§ ACTIVITY
Go through the records underneath and write each one out again exactly.

[RECORDS SUPPLIED]

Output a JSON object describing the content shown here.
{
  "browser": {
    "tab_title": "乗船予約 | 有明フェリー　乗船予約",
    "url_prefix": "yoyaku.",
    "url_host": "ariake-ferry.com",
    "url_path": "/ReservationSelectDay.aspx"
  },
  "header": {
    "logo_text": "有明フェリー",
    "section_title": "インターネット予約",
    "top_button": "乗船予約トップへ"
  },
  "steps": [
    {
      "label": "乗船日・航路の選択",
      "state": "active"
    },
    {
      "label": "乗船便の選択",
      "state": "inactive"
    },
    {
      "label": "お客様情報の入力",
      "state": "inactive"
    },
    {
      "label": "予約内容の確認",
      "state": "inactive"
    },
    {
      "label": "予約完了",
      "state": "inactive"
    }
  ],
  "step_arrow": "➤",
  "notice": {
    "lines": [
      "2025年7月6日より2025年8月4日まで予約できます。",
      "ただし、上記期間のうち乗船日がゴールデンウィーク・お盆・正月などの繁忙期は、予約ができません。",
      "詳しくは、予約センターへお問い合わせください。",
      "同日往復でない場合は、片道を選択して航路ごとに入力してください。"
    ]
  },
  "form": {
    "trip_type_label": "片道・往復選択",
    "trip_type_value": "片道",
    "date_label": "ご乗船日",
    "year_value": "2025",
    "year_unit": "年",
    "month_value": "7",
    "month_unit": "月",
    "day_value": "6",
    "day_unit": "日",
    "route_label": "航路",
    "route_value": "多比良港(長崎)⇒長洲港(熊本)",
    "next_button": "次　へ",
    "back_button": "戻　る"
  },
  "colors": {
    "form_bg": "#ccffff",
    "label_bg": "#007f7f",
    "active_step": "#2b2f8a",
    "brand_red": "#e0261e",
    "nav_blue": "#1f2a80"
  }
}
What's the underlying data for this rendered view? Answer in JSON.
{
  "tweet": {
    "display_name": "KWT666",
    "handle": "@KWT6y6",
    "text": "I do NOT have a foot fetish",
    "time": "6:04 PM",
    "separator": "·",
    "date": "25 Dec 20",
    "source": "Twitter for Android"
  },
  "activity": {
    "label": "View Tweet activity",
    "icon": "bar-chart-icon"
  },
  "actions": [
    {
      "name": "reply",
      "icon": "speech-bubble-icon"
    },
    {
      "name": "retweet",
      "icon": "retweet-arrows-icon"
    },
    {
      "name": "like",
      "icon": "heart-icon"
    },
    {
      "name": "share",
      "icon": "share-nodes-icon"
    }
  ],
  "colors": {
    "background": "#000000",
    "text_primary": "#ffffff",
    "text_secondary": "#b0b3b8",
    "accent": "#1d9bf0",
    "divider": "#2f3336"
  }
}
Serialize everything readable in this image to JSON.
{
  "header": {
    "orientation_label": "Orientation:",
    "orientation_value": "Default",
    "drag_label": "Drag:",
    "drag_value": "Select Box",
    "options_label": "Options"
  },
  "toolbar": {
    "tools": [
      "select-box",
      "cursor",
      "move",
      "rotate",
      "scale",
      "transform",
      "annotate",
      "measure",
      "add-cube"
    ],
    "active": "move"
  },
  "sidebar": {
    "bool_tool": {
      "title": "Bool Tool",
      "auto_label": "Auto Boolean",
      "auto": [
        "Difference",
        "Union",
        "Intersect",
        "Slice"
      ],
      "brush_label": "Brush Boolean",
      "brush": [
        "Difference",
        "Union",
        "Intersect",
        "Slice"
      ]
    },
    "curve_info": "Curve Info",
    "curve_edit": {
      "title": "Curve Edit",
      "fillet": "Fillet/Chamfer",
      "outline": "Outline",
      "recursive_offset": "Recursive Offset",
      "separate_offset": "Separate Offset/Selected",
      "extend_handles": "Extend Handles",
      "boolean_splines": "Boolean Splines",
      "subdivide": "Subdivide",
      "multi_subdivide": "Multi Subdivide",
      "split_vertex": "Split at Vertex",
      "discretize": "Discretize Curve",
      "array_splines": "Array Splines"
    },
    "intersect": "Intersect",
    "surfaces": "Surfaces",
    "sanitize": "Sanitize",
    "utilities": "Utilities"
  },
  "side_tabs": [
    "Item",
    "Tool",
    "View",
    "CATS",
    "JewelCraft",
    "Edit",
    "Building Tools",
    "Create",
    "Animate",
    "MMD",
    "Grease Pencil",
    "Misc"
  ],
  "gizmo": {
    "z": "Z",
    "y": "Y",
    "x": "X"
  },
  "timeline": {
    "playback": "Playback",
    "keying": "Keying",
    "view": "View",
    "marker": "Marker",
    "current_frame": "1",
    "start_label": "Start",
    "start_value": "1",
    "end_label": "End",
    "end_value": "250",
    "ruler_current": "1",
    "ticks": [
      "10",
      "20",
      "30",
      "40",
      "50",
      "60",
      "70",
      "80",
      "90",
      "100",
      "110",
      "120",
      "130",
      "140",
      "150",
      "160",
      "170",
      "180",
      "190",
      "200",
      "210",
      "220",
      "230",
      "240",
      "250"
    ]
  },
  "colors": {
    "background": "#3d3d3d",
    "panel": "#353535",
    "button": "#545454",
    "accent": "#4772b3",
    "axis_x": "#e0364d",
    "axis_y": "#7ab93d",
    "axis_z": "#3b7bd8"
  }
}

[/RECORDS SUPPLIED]

§ YOUR SOLUTION
Output a JSON object describing the content shown here.
{
  "browser": {
    "tab_title": "乗船予約 | 有明フェリー　乗船予約",
    "url_prefix": "yoyaku.",
    "url_host": "ariake-ferry.com",
    "url_path": "/ReservationSelectDay.aspx"
  },
  "header": {
    "logo_text": "有明フェリー",
    "section_title": "インターネット予約",
    "top_button": "乗船予約トップへ"
  },
  "steps": [
    {
      "label": "乗船日・航路の選択",
      "state": "active"
    },
    {
      "label": "乗船便の選択",
      "state": "inactive"
    },
    {
      "label": "お客様情報の入力",
      "state": "inactive"
    },
    {
      "label": "予約内容の確認",
      "state": "inactive"
    },
    {
      "label": "予約完了",
      "state": "inactive"
    }
  ],
  "step_arrow": "➤",
  "notice": {
    "lines": [
      "2025年7月6日より2025年8月4日まで予約できます。",
      "ただし、上記期間のうち乗船日がゴールデンウィーク・お盆・正月などの繁忙期は、予約ができません。",
      "詳しくは、予約センターへお問い合わせください。",
      "同日往復でない場合は、片道を選択して航路ごとに入力してください。"
    ]
  },
  "form": {
    "trip_type_label": "片道・往復選択",
    "trip_type_value": "片道",
    "date_label": "ご乗船日",
    "year_value": "2025",
    "year_unit": "年",
    "month_value": "7",
    "month_unit": "月",
    "day_value": "6",
    "day_unit": "日",
    "route_label": "航路",
    "route_value": "多比良港(長崎)⇒長洲港(熊本)",
    "next_button": "次　へ",
    "back_button": "戻　る"
  },
  "colors": {
    "form_bg": "#ccffff",
    "label_bg": "#007f7f",
    "active_step": "#2b2f8a",
    "brand_red": "#e0261e",
    "nav_blue": "#1f2a80"
  }
}
What's the underlying data for this rendered view? Answer in JSON.
{
  "tweet": {
    "display_name": "KWT666",
    "handle": "@KWT6y6",
    "text": "I do NOT have a foot fetish",
    "time": "6:04 PM",
    "separator": "·",
    "date": "25 Dec 20",
    "source": "Twitter for Android"
  },
  "activity": {
    "label": "View Tweet activity",
    "icon": "bar-chart-icon"
  },
  "actions": [
    {
      "name": "reply",
      "icon": "speech-bubble-icon"
    },
    {
      "name": "retweet",
      "icon": "retweet-arrows-icon"
    },
    {
      "name": "like",
      "icon": "heart-icon"
    },
    {
      "name": "share",
      "icon": "share-nodes-icon"
    }
  ],
  "colors": {
    "background": "#000000",
    "text_primary": "#ffffff",
    "text_secondary": "#b0b3b8",
    "accent": "#1d9bf0",
    "divider": "#2f3336"
  }
}
Serialize everything readable in this image to JSON.
{
  "header": {
    "orientation_label": "Orientation:",
    "orientation_value": "Default",
    "drag_label": "Drag:",
    "drag_value": "Select Box",
    "options_label": "Options"
  },
  "toolbar": {
    "tools": [
      "select-box",
      "cursor",
      "move",
      "rotate",
      "scale",
      "transform",
      "annotate",
      "measure",
      "add-cube"
    ],
    "active": "move"
  },
  "sidebar": {
    "bool_tool": {
      "title": "Bool Tool",
      "auto_label": "Auto Boolean",
      "auto": [
        "Difference",
        "Union",
        "Intersect",
        "Slice"
      ],
      "brush_label": "Brush Boolean",
      "brush": [
        "Difference",
        "Union",
        "Intersect",
        "Slice"
      ]
    },
    "curve_info": "Curve Info",
    "curve_edit": {
      "title": "Curve Edit",
      "fillet": "Fillet/Chamfer",
      "outline": "Outline",
      "recursive_offset": "Recursive Offset",
      "separate_offset": "Separate Offset/Selected",
      "extend_handles": "Extend Handles",
      "boolean_splines": "Boolean Splines",
      "subdivide": "Subdivide",
      "multi_subdivide": "Multi Subdivide",
      "split_vertex": "Split at Vertex",
      "discretize": "Discretize Curve",
      "array_splines": "Array Splines"
    },
    "intersect": "Intersect",
    "surfaces": "Surfaces",
    "sanitize": "Sanitize",
    "utilities": "Utilities"
  },
  "side_tabs": [
    "Item",
    "Tool",
    "View",
    "CATS",
    "JewelCraft",
    "Edit",
    "Building Tools",
    "Create",
    "Animate",
    "MMD",
    "Grease Pencil",
    "Misc"
  ],
  "gizmo": {
    "z": "Z",
    "y": "Y",
    "x": "X"
  },
  "timeline": {
    "playback": "Playback",
    "keying": "Keying",
    "view": "View",
    "marker": "Marker",
    "current_frame": "1",
    "start_label": "Start",
    "start_value": "1",
    "end_label": "End",
    "end_value": "250",
    "ruler_current": "1",
    "ticks": [
      "10",
      "20",
      "30",
      "40",
      "50",
      "60",
      "70",
      "80",
      "90",
      "100",
      "110",
      "120",
      "130",
      "140",
      "150",
      "160",
      "170",
      "180",
      "190",
      "200",
      "210",
      "220",
      "230",
      "240",
      "250"
    ]
  },
  "colors": {
    "background": "#3d3d3d",
    "panel": "#353535",
    "button": "#545454",
    "accent": "#4772b3",
    "axis_x": "#e0364d",
    "axis_y": "#7ab93d",
    "axis_z": "#3b7bd8"
  }
}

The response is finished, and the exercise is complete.